* **Task instructions**
Select, from the material below, each line with "store" in it.

* **Dataset records**
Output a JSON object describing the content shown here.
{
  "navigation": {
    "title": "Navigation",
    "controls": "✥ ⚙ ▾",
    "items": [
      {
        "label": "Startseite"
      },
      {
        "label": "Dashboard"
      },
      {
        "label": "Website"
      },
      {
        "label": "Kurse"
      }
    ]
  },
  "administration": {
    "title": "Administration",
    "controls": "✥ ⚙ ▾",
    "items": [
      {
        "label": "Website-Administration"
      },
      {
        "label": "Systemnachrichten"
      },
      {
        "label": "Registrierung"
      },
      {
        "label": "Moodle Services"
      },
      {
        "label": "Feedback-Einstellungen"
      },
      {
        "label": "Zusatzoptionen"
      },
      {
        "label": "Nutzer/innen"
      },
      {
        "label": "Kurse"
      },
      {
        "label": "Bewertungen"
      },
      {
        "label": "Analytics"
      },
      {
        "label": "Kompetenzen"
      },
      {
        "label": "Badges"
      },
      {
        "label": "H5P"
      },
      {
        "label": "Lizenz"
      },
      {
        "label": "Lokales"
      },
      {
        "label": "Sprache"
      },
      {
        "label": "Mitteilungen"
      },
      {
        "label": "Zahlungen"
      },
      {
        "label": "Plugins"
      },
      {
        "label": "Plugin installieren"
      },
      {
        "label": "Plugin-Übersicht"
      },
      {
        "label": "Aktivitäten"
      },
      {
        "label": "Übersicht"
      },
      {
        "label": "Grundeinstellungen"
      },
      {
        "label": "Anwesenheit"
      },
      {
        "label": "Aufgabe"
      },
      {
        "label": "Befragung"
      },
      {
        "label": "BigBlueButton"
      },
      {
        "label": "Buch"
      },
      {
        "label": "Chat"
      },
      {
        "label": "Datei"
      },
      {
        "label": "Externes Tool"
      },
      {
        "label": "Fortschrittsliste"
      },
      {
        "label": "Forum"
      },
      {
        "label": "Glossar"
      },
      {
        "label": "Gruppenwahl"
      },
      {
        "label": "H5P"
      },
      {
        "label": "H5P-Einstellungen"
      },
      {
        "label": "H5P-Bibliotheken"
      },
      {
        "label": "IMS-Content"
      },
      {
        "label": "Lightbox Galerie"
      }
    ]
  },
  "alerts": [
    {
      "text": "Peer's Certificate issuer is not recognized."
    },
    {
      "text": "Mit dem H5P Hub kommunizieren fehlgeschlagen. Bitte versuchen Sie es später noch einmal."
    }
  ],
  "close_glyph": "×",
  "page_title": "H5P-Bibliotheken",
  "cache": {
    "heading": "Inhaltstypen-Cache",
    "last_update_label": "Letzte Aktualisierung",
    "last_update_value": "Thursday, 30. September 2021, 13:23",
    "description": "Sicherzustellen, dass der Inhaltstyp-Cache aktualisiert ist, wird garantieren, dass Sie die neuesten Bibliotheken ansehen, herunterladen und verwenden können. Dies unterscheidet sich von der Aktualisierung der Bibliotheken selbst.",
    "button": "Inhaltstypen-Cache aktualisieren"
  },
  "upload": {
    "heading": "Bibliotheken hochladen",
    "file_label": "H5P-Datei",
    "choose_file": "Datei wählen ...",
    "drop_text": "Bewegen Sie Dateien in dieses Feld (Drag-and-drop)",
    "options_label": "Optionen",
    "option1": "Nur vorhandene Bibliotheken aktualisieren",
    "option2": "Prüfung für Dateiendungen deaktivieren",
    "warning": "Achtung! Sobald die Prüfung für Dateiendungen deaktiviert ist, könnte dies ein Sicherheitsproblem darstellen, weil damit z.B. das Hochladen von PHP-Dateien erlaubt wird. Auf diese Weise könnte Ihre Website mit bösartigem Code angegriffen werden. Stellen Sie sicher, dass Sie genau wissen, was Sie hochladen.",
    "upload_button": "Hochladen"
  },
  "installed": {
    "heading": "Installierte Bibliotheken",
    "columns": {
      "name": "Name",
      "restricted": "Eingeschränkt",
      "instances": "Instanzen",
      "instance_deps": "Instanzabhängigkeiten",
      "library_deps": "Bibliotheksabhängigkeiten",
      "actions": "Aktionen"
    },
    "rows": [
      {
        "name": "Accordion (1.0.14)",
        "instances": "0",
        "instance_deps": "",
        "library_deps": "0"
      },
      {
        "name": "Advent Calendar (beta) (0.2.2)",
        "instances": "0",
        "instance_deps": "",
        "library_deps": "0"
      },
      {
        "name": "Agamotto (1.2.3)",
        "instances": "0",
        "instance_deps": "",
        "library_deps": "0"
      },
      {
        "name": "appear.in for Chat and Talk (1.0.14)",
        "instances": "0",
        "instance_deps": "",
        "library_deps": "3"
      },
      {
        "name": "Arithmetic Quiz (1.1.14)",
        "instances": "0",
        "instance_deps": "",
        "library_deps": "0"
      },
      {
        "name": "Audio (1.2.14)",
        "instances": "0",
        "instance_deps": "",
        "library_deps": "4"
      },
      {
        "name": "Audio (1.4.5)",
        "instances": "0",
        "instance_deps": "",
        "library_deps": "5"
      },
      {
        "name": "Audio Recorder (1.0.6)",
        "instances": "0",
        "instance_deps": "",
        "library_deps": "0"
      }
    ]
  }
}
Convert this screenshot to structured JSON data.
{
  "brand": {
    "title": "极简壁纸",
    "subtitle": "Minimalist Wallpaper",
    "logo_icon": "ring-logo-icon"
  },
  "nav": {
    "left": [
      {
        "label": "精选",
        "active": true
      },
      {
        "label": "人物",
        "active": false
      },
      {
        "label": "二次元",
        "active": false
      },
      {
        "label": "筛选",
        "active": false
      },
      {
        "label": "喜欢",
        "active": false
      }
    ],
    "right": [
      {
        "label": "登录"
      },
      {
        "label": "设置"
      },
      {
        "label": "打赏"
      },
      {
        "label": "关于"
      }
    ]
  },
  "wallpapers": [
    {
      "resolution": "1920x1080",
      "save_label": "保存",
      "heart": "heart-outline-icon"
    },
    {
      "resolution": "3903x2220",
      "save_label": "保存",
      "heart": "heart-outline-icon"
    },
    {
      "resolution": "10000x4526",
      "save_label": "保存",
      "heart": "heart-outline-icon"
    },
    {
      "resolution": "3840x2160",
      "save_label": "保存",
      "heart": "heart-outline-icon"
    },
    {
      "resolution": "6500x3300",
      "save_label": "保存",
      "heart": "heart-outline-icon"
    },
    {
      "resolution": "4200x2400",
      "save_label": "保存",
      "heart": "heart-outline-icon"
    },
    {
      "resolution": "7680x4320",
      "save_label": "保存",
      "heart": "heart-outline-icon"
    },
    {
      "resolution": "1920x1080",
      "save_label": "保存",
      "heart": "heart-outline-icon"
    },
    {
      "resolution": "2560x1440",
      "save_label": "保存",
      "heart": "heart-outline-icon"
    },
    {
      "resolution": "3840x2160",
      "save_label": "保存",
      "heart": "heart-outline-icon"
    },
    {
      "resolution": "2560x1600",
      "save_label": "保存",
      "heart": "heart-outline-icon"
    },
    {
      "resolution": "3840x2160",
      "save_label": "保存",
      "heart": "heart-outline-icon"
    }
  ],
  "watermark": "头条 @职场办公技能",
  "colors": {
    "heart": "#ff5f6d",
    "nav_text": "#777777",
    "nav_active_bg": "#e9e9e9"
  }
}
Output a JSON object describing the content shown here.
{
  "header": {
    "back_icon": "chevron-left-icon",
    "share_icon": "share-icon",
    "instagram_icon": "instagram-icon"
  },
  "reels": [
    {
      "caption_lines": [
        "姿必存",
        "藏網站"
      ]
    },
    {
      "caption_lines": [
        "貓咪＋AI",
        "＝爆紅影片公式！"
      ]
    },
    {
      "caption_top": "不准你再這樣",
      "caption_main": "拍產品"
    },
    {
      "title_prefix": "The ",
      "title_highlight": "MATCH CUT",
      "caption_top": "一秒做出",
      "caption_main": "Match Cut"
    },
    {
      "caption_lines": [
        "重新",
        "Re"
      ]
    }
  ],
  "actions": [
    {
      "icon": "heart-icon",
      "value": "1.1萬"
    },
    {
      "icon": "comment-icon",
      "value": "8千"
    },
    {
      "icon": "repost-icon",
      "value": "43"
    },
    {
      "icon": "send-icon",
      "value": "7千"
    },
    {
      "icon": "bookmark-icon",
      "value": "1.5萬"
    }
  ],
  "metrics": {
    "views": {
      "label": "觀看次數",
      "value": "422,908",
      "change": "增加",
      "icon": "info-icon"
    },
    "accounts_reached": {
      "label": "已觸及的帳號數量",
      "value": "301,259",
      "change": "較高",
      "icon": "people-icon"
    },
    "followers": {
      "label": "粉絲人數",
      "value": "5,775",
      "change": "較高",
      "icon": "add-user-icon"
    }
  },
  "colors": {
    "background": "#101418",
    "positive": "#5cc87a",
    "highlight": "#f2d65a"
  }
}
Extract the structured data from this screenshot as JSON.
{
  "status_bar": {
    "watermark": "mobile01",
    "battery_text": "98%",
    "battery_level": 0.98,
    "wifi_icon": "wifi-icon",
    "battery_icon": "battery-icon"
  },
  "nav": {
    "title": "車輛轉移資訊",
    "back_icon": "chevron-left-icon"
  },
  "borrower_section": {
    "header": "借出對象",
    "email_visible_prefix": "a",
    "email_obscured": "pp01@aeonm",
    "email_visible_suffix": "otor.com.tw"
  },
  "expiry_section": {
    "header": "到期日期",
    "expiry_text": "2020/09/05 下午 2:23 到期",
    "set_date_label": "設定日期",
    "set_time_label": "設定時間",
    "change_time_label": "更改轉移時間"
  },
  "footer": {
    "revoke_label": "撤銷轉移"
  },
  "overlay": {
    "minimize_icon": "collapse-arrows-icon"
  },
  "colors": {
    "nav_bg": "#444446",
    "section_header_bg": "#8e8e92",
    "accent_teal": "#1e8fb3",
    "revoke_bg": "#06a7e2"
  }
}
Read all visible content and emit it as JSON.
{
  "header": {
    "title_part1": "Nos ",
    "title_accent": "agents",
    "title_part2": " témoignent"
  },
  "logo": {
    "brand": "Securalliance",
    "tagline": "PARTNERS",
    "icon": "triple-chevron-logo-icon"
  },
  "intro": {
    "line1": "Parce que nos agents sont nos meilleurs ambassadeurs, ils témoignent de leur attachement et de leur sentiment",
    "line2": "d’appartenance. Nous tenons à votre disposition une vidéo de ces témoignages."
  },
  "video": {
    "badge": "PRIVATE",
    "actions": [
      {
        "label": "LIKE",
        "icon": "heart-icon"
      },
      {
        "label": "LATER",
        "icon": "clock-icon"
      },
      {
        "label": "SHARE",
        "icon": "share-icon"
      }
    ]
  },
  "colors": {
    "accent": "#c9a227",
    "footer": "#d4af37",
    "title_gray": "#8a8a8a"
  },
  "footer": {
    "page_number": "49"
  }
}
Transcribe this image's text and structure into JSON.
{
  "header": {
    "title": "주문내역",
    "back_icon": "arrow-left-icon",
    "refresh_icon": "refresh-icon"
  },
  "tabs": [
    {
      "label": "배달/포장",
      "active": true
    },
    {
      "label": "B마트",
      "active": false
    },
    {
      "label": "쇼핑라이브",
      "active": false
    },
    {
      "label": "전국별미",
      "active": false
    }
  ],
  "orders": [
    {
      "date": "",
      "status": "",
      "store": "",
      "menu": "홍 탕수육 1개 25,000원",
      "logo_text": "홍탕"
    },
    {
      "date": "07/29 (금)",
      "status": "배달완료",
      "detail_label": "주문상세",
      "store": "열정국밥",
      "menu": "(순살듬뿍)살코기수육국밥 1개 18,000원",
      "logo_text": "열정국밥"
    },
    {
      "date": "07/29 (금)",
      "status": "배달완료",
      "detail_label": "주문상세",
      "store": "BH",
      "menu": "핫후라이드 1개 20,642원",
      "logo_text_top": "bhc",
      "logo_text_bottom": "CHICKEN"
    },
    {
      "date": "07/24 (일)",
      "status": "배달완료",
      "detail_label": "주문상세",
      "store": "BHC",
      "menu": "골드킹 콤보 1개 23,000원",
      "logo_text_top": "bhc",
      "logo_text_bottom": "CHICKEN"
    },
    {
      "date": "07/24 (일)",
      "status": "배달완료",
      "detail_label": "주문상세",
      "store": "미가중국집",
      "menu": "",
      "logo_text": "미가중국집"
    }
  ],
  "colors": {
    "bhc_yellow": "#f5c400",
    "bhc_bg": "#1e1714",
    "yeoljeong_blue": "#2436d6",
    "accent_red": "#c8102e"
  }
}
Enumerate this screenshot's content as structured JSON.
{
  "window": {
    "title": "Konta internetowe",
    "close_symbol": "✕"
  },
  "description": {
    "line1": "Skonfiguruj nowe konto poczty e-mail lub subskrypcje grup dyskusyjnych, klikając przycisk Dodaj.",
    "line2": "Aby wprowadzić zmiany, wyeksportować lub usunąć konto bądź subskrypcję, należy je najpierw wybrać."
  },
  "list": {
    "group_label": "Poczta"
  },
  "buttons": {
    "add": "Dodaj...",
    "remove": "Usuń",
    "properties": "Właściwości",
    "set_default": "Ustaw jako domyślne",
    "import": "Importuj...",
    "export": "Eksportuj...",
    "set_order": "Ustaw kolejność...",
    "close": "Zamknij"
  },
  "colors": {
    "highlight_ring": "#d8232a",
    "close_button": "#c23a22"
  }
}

* **Your solution**
      "store": "",
      "store": "열정국밥",
      "store": "BH",
      "store": "BHC",
      "store": "미가중국집",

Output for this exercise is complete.